Don’t tell colon cancer survivor Robert Webster that it's a disease that only strikes people over 50. His daughter was also diagnosed with the disease...and that happened when she was just 20. That's why Webster is volunteering as a spokesperson for the American Cancer Society about the importance of recognizing symptoms, understanding risks, and getting screened.

"If you’ve had a history of it in your family, particularly at younger ages, both my grandmother and mother had it at age 36, your likelihood to have it at an early age is much stronger."

While normal screening starts at age 50, Webster says he and his family got tested much younger. And there are symptoms such as blood in the stool, a change in bowel habits, and abdominal pain that merit a check with a doctor. Then, Webster says, there's prevention.

"And that’s to maintain a healthy weight, to watch what you eat - eat a healthy diet, don’t eat too much red meat for example; avoid smoking, and be reasonable on alcohol consumption."

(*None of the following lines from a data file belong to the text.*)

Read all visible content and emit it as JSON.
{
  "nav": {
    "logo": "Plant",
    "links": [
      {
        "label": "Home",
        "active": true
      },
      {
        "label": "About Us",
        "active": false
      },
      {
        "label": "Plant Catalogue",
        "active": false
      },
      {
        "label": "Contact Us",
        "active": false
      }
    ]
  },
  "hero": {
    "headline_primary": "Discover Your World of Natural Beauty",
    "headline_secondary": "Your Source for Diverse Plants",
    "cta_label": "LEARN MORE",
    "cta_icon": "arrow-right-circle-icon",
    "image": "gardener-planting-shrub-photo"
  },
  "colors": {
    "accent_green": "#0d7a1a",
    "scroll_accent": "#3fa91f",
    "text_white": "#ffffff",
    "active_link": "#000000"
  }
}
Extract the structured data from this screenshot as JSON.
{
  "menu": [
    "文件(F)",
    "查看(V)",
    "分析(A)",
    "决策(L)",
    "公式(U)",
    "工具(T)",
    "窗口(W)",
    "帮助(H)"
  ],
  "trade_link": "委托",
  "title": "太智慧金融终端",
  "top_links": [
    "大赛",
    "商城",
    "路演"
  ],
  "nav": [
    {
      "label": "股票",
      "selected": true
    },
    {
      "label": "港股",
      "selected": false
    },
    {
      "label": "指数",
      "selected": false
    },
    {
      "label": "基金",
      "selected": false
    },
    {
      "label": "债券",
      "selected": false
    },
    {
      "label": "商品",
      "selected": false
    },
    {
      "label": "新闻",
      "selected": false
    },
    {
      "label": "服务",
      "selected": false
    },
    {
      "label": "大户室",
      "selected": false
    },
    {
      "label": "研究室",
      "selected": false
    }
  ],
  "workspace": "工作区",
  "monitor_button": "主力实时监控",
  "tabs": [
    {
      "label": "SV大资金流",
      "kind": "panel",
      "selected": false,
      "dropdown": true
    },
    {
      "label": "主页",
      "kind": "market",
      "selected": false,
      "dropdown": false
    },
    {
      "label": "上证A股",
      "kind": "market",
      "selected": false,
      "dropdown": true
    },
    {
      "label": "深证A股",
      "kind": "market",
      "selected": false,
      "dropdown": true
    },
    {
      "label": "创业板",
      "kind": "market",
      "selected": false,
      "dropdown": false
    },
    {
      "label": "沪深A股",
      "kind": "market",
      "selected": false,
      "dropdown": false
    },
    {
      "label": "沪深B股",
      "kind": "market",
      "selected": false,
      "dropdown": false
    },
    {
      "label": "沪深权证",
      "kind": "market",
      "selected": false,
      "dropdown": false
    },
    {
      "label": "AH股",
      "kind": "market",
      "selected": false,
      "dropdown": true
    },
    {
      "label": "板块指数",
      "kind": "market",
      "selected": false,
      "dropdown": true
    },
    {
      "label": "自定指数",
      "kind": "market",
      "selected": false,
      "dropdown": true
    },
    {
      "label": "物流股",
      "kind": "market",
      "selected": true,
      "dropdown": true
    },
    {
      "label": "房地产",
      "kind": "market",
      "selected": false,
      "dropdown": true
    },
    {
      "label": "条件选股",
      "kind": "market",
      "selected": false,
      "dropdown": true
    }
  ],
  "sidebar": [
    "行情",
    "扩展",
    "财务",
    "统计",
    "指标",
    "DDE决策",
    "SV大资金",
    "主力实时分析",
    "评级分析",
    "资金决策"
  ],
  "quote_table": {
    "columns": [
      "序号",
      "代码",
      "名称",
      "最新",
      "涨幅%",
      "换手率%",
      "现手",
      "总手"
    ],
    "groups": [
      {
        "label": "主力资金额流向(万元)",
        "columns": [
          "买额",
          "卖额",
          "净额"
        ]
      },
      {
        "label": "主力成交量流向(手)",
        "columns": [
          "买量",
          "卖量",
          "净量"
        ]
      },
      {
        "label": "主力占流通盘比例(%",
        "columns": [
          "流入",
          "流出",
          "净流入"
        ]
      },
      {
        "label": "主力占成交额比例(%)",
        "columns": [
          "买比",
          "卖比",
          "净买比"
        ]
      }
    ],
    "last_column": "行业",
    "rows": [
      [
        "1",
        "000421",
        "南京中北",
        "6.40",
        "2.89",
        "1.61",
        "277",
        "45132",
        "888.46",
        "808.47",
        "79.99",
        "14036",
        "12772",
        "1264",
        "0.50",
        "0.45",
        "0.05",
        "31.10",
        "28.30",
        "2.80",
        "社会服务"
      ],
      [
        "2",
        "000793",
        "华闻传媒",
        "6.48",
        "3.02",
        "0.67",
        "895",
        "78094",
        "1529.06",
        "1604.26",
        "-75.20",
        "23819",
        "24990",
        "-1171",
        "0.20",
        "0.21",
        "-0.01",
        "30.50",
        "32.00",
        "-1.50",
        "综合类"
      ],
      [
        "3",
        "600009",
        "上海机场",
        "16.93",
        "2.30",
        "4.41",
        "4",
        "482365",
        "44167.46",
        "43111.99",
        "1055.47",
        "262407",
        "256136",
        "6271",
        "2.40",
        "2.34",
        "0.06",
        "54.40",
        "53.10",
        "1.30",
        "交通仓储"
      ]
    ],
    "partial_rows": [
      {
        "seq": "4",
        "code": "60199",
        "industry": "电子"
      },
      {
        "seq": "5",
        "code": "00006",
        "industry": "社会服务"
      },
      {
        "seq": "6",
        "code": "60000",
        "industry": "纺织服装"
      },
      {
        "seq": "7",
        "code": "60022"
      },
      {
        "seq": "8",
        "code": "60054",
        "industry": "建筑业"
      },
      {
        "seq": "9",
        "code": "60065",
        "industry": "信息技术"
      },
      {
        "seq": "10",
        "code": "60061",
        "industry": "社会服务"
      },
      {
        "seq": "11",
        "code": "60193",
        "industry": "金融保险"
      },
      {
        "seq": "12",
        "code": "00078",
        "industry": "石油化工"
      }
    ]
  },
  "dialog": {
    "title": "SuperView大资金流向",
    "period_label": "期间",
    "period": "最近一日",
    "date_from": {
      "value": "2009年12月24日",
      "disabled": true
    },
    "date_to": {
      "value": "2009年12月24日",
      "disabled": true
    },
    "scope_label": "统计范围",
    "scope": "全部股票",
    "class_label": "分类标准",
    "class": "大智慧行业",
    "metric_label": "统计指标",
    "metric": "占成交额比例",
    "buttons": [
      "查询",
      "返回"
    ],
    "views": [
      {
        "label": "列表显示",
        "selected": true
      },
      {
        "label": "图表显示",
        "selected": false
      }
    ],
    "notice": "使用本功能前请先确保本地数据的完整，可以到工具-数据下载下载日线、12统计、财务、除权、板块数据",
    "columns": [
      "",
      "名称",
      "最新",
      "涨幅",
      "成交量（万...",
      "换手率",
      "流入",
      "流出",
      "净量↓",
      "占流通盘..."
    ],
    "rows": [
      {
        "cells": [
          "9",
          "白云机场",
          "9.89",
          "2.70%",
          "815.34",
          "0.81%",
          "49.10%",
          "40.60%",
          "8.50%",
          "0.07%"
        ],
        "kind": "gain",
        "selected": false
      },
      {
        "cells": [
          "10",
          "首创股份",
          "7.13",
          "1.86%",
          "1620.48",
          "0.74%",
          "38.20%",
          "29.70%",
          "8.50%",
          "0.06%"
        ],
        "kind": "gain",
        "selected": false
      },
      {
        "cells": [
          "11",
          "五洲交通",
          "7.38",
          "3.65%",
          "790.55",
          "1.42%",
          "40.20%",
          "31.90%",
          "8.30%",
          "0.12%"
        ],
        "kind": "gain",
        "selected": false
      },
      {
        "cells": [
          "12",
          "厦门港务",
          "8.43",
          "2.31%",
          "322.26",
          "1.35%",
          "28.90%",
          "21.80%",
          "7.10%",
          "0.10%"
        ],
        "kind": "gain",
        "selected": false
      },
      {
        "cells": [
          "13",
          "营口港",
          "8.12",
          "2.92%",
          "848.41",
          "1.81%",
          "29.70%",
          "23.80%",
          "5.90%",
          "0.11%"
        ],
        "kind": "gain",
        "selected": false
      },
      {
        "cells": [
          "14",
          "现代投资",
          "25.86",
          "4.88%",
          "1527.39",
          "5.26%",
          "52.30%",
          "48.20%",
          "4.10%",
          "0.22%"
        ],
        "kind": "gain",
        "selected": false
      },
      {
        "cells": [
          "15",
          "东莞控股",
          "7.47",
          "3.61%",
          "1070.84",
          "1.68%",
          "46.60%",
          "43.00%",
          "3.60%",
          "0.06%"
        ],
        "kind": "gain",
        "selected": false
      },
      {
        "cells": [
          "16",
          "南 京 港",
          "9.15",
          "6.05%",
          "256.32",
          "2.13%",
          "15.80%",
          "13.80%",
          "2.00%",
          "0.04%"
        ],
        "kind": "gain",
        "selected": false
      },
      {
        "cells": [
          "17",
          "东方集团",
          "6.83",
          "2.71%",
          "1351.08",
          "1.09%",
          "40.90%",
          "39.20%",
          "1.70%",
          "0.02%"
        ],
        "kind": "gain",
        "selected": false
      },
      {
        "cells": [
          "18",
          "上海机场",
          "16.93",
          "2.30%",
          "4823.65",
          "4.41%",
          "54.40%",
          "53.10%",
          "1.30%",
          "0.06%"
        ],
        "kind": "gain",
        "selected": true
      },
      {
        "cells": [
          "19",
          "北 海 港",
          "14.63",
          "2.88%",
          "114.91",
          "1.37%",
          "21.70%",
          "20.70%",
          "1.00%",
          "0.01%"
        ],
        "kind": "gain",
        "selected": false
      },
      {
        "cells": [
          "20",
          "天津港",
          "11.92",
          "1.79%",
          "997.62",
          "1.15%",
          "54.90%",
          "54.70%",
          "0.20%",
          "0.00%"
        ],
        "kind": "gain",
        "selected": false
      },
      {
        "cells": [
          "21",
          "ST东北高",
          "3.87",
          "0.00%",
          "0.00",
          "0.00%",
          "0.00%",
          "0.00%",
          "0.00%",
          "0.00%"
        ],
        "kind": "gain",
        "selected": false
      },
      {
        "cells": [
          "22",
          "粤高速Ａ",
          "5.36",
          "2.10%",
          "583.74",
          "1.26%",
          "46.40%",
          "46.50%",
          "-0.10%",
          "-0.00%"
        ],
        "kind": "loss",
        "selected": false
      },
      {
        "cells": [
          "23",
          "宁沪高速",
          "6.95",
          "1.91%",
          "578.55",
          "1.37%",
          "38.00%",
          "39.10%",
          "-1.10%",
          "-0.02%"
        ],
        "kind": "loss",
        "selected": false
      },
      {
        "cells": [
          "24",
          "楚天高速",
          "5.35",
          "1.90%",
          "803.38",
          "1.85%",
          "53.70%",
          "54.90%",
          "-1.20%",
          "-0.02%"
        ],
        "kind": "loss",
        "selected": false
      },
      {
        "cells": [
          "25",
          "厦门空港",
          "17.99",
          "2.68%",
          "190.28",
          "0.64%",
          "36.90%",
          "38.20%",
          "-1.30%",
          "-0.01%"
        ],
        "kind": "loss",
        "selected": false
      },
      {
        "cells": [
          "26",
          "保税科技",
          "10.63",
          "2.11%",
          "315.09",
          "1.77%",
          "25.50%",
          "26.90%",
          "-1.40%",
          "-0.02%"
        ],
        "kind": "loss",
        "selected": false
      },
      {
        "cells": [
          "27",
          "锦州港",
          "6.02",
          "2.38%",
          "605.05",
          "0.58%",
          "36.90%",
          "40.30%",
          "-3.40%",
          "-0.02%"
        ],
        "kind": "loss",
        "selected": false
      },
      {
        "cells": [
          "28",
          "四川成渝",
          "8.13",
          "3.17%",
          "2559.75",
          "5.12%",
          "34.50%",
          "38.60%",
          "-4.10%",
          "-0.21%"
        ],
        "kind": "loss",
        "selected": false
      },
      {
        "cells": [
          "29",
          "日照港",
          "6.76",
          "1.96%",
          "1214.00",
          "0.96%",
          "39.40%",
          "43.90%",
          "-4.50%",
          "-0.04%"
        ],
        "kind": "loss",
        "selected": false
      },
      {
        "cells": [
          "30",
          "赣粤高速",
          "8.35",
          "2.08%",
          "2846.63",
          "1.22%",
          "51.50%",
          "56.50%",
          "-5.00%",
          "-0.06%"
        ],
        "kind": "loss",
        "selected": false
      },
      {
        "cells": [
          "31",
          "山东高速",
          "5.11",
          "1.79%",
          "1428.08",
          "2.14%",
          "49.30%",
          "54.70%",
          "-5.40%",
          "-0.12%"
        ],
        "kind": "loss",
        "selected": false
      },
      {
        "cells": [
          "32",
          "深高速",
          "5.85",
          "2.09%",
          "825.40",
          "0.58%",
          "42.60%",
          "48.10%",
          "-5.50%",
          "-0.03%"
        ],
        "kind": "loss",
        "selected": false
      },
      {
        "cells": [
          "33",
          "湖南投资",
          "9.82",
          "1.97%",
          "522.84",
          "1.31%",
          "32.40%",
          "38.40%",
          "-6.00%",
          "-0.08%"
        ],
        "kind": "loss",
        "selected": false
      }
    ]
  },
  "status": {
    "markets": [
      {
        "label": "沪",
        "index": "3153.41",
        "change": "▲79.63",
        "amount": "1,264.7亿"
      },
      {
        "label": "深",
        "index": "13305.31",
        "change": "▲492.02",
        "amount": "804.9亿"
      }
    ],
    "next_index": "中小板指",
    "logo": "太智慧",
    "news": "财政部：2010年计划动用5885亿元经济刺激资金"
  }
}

March is Colorectal Cancer Awareness Month, and the A-C-S says there's proof early detection, better treatments and healthier lifestyles are working, because colorectal cancer rates have dropped significantly over the past decade. Even so, the Wyoming Department of Health lists it as the second-leading cancer cause of death.